By Rod Symington, WSF Referees and Rules Committee
One of my regular correspondents supplies me with material to make my life as a monthly columnist much easier: his matches frequently produce scenarios that are useful for instructional purposes. You might even say he has a talent for getting himself into unusual situations on the squash court. His latest missive to me described an episode that occurred in the U.S. National Age-Group Championships recently:
My opponent hit the ball from the front of the service box on the right side of the court and the ball came back toward himself as he tried to clear to the left. He got to the left side of the service box when I came up behind him to play the ball that was just in front of him. I stopped for a let (believing it was a stroke) because my left hip was about to run into his posterior and the ball was within reach.
The referee said, “No let.” “What???” I said, “With the ball here (right at the front of the service box), and my opponent at the front left edge of the service box and me basically on top of him, how is that not a stroke, never mind a no let??” The referee steps through the door as I’m saying this and says, “You’re right, it’s a stroke.”
So now my opponent is exasperated and says: “How do you go from no let to stroke?”
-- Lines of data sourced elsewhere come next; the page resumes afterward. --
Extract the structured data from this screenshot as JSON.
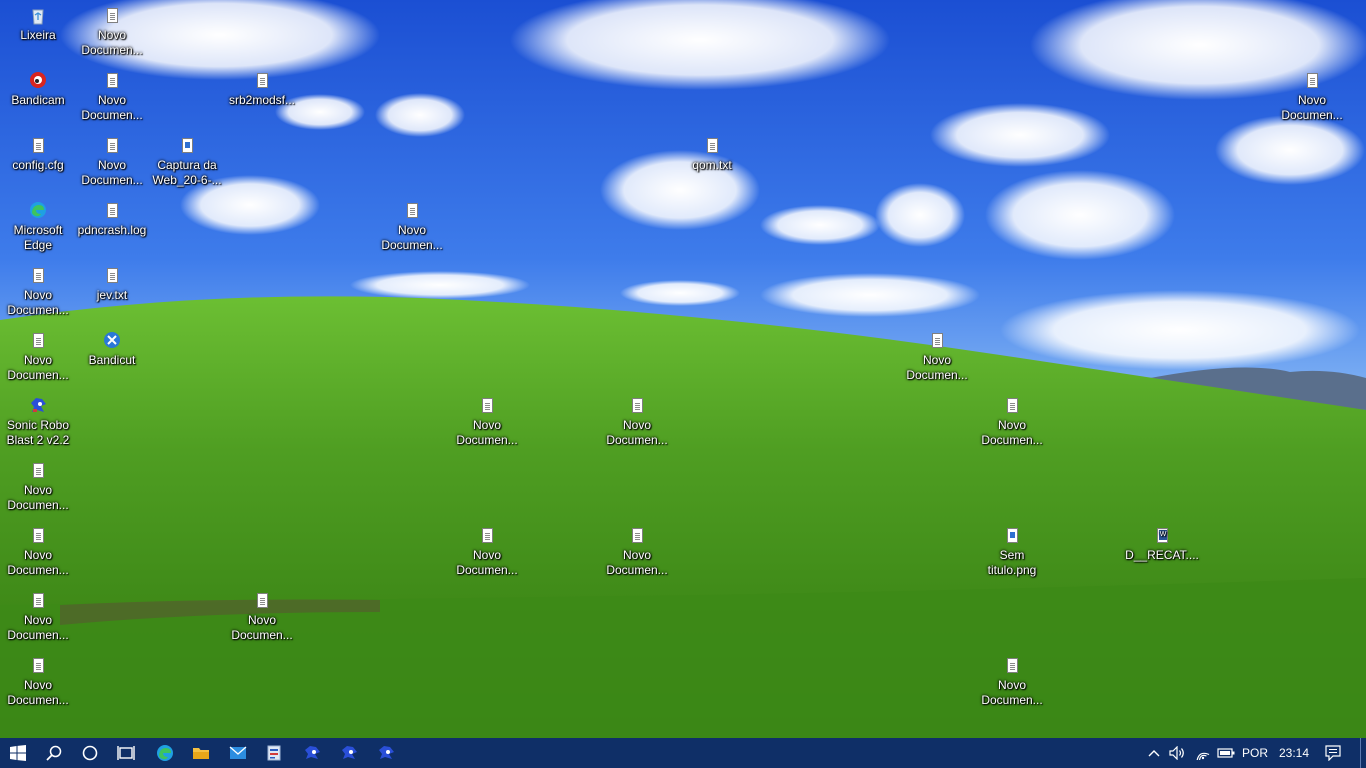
{
  "desktop_icons": [
    {
      "id": "recycle-bin",
      "label": "Lixeira",
      "icon": "recycle-bin-icon",
      "kind": "recycle"
    },
    {
      "id": "doc-1",
      "label": "Novo Documen...",
      "icon": "text-document-icon",
      "kind": "doc"
    },
    {
      "id": "bandicam",
      "label": "Bandicam",
      "icon": "bandicam-icon",
      "kind": "bandicam"
    },
    {
      "id": "doc-2",
      "label": "Novo Documen...",
      "icon": "text-document-icon",
      "kind": "doc"
    },
    {
      "id": "srb2mods",
      "label": "srb2modsf...",
      "icon": "text-document-icon",
      "kind": "doc"
    },
    {
      "id": "doc-top-right",
      "label": "Novo Documen...",
      "icon": "text-document-icon",
      "kind": "doc"
    },
    {
      "id": "config",
      "label": "config.cfg",
      "icon": "text-document-icon",
      "kind": "doc"
    },
    {
      "id": "doc-3",
      "label": "Novo Documen...",
      "icon": "text-document-icon",
      "kind": "doc"
    },
    {
      "id": "captura",
      "label": "Captura da Web_20-6-...",
      "icon": "image-document-icon",
      "kind": "img"
    },
    {
      "id": "qom",
      "label": "qom.txt",
      "icon": "text-document-icon",
      "kind": "doc"
    },
    {
      "id": "edge",
      "label": "Microsoft Edge",
      "icon": "edge-icon",
      "kind": "edge"
    },
    {
      "id": "pdncrash",
      "label": "pdncrash.log",
      "icon": "text-document-icon",
      "kind": "doc"
    },
    {
      "id": "doc-4",
      "label": "Novo Documen...",
      "icon": "text-document-icon",
      "kind": "doc"
    },
    {
      "id": "doc-5",
      "label": "Novo Documen...",
      "icon": "text-document-icon",
      "kind": "doc"
    },
    {
      "id": "jev",
      "label": "jev.txt",
      "icon": "text-document-icon",
      "kind": "doc"
    },
    {
      "id": "doc-6",
      "label": "Novo Documen...",
      "icon": "text-document-icon",
      "kind": "doc"
    },
    {
      "id": "bandicut",
      "label": "Bandicut",
      "icon": "bandicut-icon",
      "kind": "bandicut"
    },
    {
      "id": "doc-7",
      "label": "Novo Documen...",
      "icon": "text-document-icon",
      "kind": "doc"
    },
    {
      "id": "srb2",
      "label": "Sonic Robo Blast 2 v2.2",
      "icon": "sonic-icon",
      "kind": "sonic"
    },
    {
      "id": "doc-8",
      "label": "Novo Documen...",
      "icon": "text-document-icon",
      "kind": "doc"
    },
    {
      "id": "doc-9",
      "label": "Novo Documen...",
      "icon": "text-document-icon",
      "kind": "doc"
    },
    {
      "id": "doc-10",
      "label": "Novo Documen...",
      "icon": "text-document-icon",
      "kind": "doc"
    },
    {
      "id": "doc-11",
      "label": "Novo Documen...",
      "icon": "text-document-icon",
      "kind": "doc"
    },
    {
      "id": "doc-12",
      "label": "Novo Documen...",
      "icon": "text-document-icon",
      "kind": "doc"
    },
    {
      "id": "doc-13",
      "label": "Novo Documen...",
      "icon": "text-document-icon",
      "kind": "doc"
    },
    {
      "id": "doc-14",
      "label": "Novo Documen...",
      "icon": "text-document-icon",
      "kind": "doc"
    },
    {
      "id": "sem-titulo",
      "label": "Sem titulo.png",
      "icon": "image-document-icon",
      "kind": "img"
    },
    {
      "id": "recat",
      "label": "D__RECAT....",
      "icon": "word-document-icon",
      "kind": "word"
    },
    {
      "id": "doc-15",
      "label": "Novo Documen...",
      "icon": "text-document-icon",
      "kind": "doc"
    },
    {
      "id": "doc-16",
      "label": "Novo Documen...",
      "icon": "text-document-icon",
      "kind": "doc"
    },
    {
      "id": "doc-17",
      "label": "Novo Documen...",
      "icon": "text-document-icon",
      "kind": "doc"
    },
    {
      "id": "doc-18",
      "label": "Novo Documen...",
      "icon": "text-document-icon",
      "kind": "doc"
    }
  ],
  "taskbar": {
    "buttons": [
      {
        "id": "start",
        "icon": "windows-start-icon"
      },
      {
        "id": "search",
        "icon": "search-icon"
      },
      {
        "id": "cortana",
        "icon": "cortana-circle-icon"
      },
      {
        "id": "task-view",
        "icon": "task-view-icon"
      },
      {
        "id": "edge",
        "icon": "edge-icon"
      },
      {
        "id": "file-explorer",
        "icon": "folder-icon"
      },
      {
        "id": "mail",
        "icon": "mail-icon"
      },
      {
        "id": "notepad-app",
        "icon": "app-window-icon"
      },
      {
        "id": "sonic-1",
        "icon": "sonic-icon"
      },
      {
        "id": "sonic-2",
        "icon": "sonic-icon"
      },
      {
        "id": "sonic-3",
        "icon": "sonic-icon"
      }
    ],
    "tray": {
      "chevron_icon": "chevron-up-icon",
      "volume_icon": "volume-icon",
      "network_icon": "wifi-icon",
      "power_icon": "battery-icon",
      "language": "POR",
      "time": "23:14",
      "notifications_icon": "action-center-icon"
    }
  },
  "colors": {
    "taskbar_bg": "#0f2f67",
    "sky_top": "#1f55d8",
    "hill_green": "#5aa72c"
  }
}
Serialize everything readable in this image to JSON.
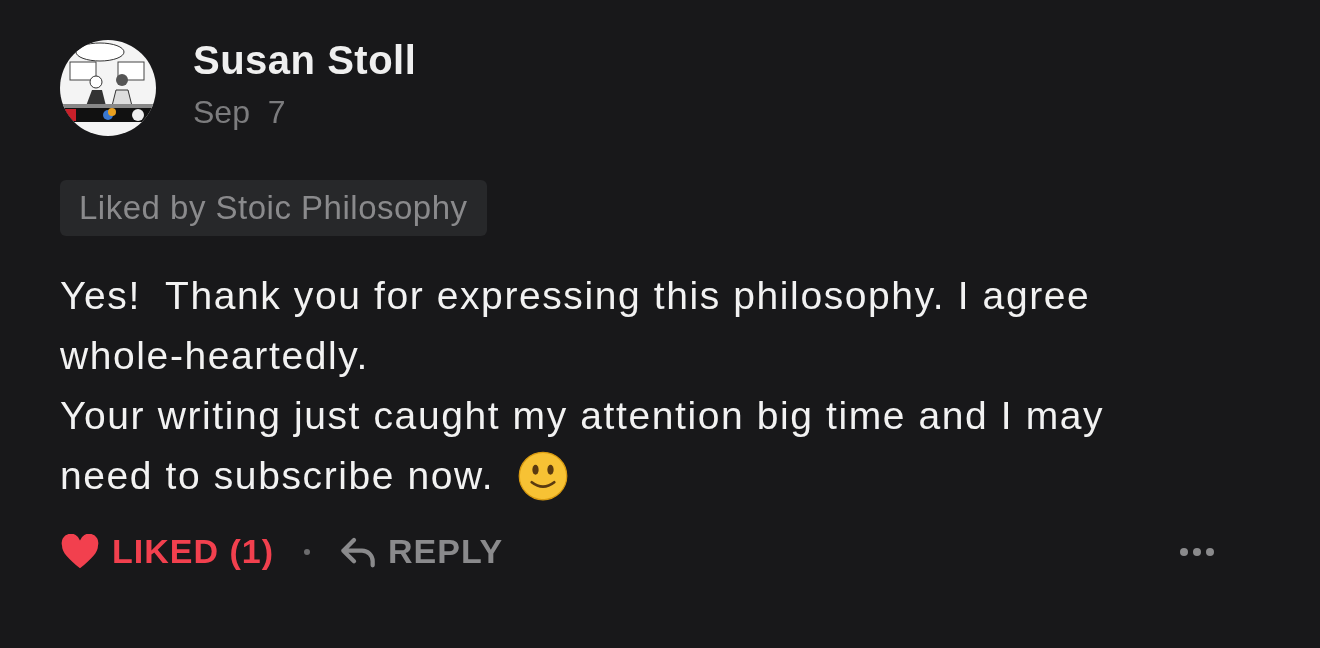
{
  "comment": {
    "author": "Susan Stoll",
    "date": "Sep  7",
    "liked_by": "Liked by Stoic Philosophy",
    "lines": [
      "Yes!  Thank you for expressing this philosophy. I agree",
      "whole-heartedly.",
      "Your writing just caught my attention big time and I may",
      "need to subscribe now."
    ],
    "like_button": {
      "label": "LIKED (1)",
      "liked": true
    },
    "reply_button": {
      "label": "REPLY"
    }
  }
}
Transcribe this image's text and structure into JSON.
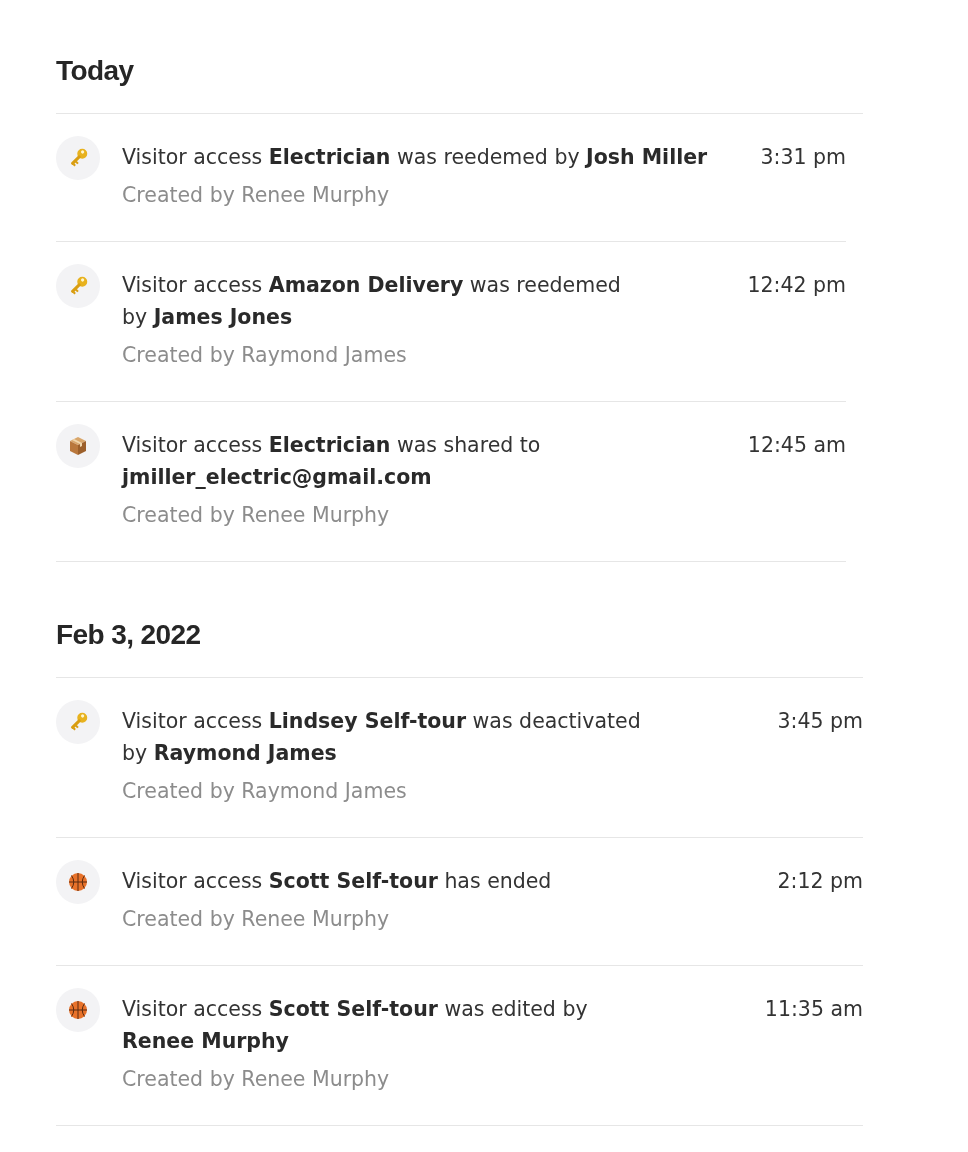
{
  "sections": [
    {
      "heading": "Today",
      "events": [
        {
          "kind": "key",
          "message": "Visitor access **Electrician** was reedemed by **Josh Miller**",
          "created_by": "Created by Renee Murphy",
          "time": "3:31 pm"
        },
        {
          "kind": "key",
          "message": "Visitor access **Amazon Delivery** was reedemed\nby **James Jones**",
          "created_by": "Created by Raymond James",
          "time": "12:42 pm"
        },
        {
          "kind": "package",
          "message": "Visitor access **Electrician** was shared to\n**jmiller_electric@gmail.com**",
          "created_by": "Created by Renee Murphy",
          "time": "12:45 am"
        }
      ]
    },
    {
      "heading": "Feb 3, 2022",
      "events": [
        {
          "kind": "key",
          "message": "Visitor access **Lindsey Self-tour** was deactivated\nby **Raymond James**",
          "created_by": "Created by Raymond James",
          "time": "3:45 pm"
        },
        {
          "kind": "ball",
          "message": "Visitor access **Scott Self-tour** has ended",
          "created_by": "Created by Renee Murphy",
          "time": "2:12 pm"
        },
        {
          "kind": "ball",
          "message": "Visitor access **Scott Self-tour** was edited by\n**Renee Murphy**",
          "created_by": "Created by Renee Murphy",
          "time": "11:35 am"
        }
      ]
    }
  ]
}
The referee then says: “Okay, I’m going to meet you half way; play a let” Ugh! This call, of course, came at 9-9 in the fourth. So instead of putting me up 10-9 and serving for the game, I’m not serving at 9-9 (again).
Inevitably, the next rally ended in a similar way, except this time with me in front and my opponent just behind me asking for a let (but the ball was higher and out front). As fate would have it, the referee said, “Stroke.” My response: “How is this a stroke, when the last call was a no let, and you then agreed it should be a stroke, only to be talked into a let?”
What should the referee do when he reaches the conclusion that he made the wrong decision and then tries to correct it, only to then compromise?
Unfortunately, I am sure there are many readers who are saying right now: “That happened to me, too!” There is no easy answer to the dilemma described by the unhappy player; only when the general level of refereeing improves greatly will such situations become less frequent. That is a massive task, and one that can only be undertaken by Associations involved in all levels of the sport. Readers of this column need to urge their relevant Associations to take steps to improve refereeing—and to improve their own refereeing skills as well.
Indecisiveness and inconsistency, both demonstrated by the referee in the above scenario, are the worst sins in squash refereeing, and players at all levels never stop complaining about them. The referee in the cited match was clearly out of his depth (you cannot go from “no let” to “stroke” to “let” and still be considered qualified; he was simply guessing), and the only answer for the players is to rise above the problem and play the game in the right spirit. After losing in the first round at Canary Wharf in March, World No. 5, Nick Matthew, said something very wise: “You don’t lose a match on one rally, where there are perhaps 130 rallies in a match.”
Every referee makes mistakes—I make one mistake per match on a regular basis—and even when using the far superior Three-Referee System, errors still occur (such as the one that robbed James Willstrop of the British Open Championship last year).
To answer my correspondent’s question, “What should the referee do?” First, don’t guess. Second, don’t ever go from “no let” to “stroke.” If you do so, the players will have absolutely no confidence in any of your decisions. (The referee in the above scenario could have said “let” to save his skin). Third, don’t try to appease both players after a discussion by being a coward and saying: “I’ll meet you half-way; let’s play a let.” Neither of them will respect you for that. Fourth, if you do realize that you have made an error, move on—do not dwell on it, but resolve to put it behind you and get the rest of your decisions right.
I hope this satisfies my correspondent because if it doesn’t, I may not get paid this week. He is the Editor in Chief of this esteemed journal.